_Directions for this task_: Look for the word "JSON" in the data below, and copy every line that holds it.
Content starts
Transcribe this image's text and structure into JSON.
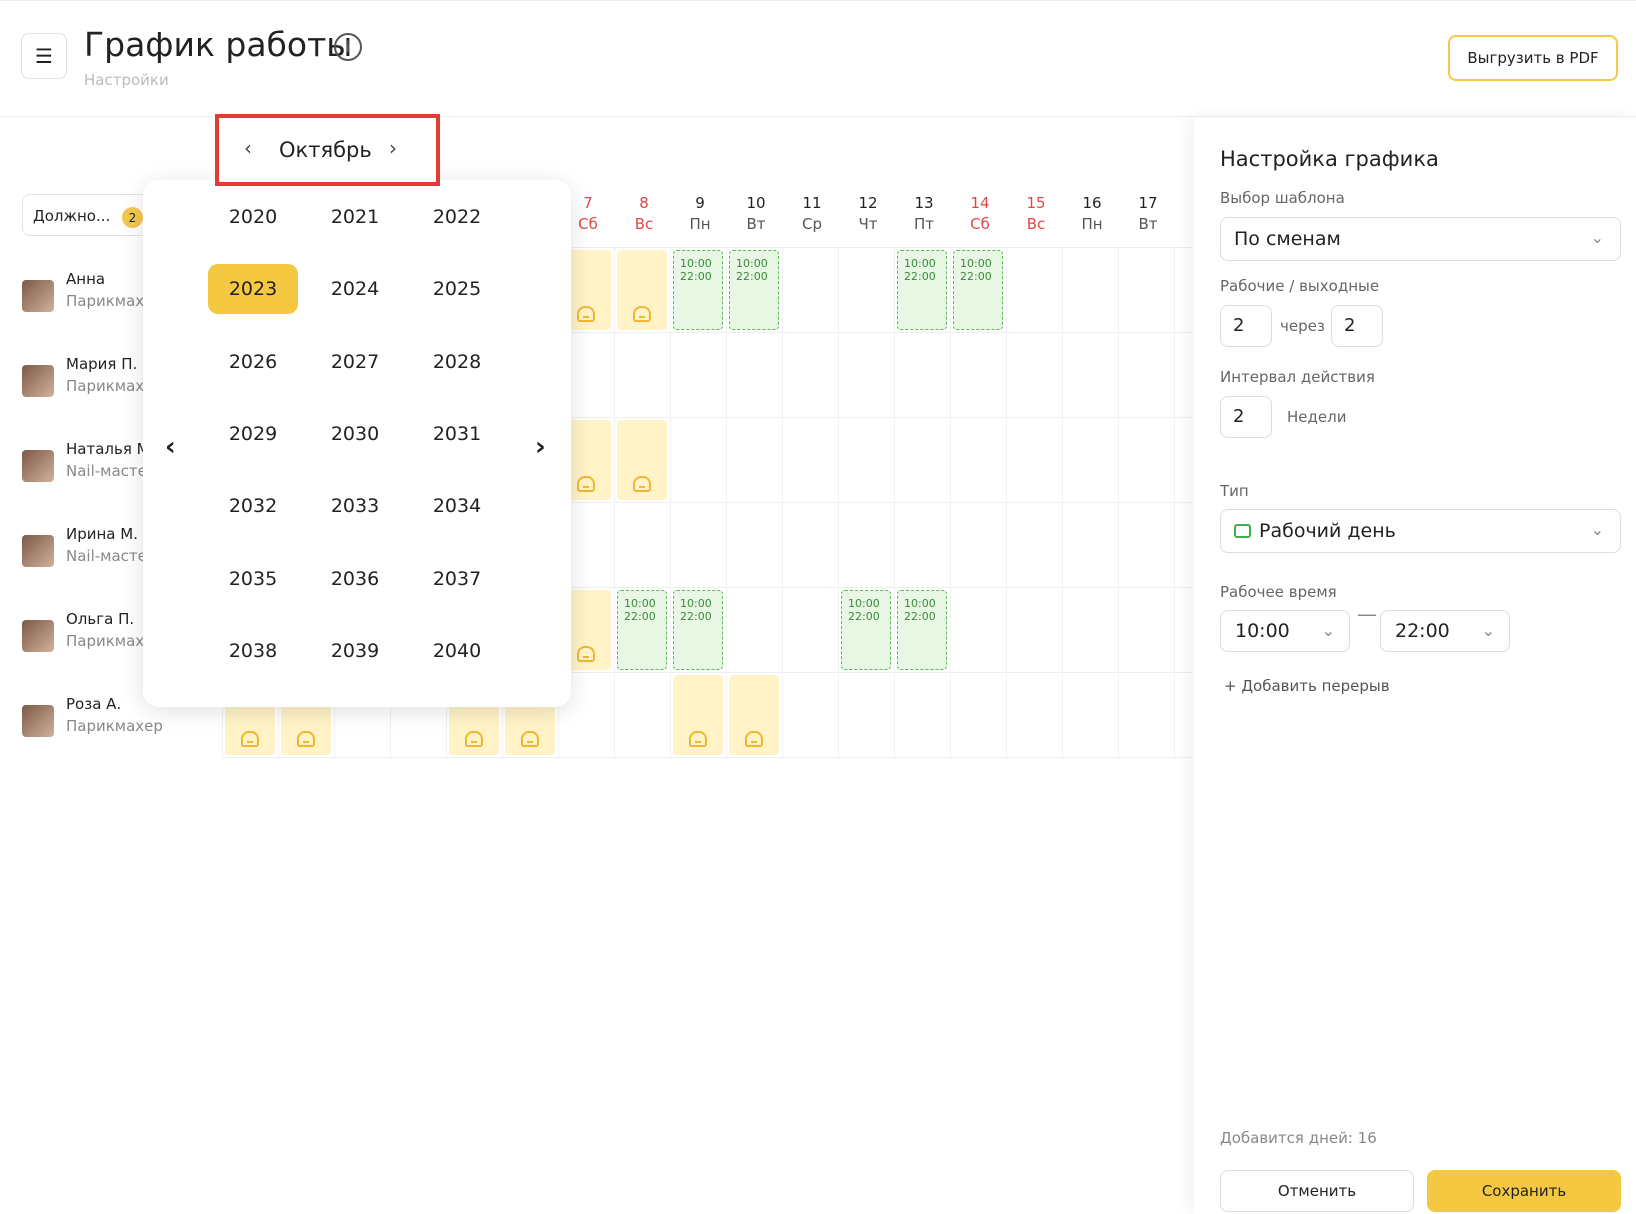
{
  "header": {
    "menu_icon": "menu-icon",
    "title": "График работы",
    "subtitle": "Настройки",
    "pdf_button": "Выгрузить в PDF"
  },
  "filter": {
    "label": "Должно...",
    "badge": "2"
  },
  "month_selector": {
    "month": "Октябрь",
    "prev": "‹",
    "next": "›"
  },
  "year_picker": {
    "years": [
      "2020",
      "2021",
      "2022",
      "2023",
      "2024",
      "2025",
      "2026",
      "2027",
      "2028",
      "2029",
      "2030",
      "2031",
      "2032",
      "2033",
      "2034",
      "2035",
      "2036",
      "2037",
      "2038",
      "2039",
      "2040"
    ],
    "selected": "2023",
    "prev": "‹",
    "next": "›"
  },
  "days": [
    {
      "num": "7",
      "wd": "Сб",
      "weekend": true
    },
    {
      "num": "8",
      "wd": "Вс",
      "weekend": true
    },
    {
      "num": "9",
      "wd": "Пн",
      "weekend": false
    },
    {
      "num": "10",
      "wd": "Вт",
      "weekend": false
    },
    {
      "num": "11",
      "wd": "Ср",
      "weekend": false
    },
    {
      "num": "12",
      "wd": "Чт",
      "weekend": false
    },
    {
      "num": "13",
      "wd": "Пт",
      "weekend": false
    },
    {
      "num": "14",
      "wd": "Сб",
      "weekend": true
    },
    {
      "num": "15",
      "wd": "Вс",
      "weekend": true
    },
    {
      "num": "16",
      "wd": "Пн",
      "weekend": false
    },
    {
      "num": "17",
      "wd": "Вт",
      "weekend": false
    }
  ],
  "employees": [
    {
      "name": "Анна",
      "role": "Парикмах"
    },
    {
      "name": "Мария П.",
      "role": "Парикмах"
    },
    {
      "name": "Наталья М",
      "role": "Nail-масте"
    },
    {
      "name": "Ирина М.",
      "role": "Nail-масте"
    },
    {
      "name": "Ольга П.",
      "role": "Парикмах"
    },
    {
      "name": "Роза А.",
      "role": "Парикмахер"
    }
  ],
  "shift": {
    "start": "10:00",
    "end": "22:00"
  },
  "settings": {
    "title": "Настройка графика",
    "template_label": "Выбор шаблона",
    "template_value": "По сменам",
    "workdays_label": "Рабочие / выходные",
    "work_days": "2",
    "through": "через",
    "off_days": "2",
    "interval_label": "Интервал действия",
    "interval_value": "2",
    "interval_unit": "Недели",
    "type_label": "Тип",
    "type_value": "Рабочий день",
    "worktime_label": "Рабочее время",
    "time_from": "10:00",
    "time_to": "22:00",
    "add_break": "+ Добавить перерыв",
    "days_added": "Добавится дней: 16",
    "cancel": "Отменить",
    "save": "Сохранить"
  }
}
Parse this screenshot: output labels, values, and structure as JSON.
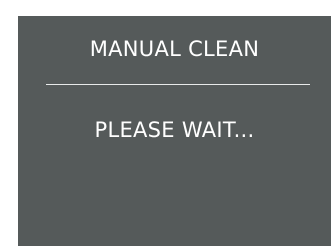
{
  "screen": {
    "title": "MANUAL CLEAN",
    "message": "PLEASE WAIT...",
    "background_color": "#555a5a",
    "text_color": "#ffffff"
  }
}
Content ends
_Output_:
Transcribe this image's text and structure into JSON.
Parse this screenshot: output labels, values, and structure as JSON.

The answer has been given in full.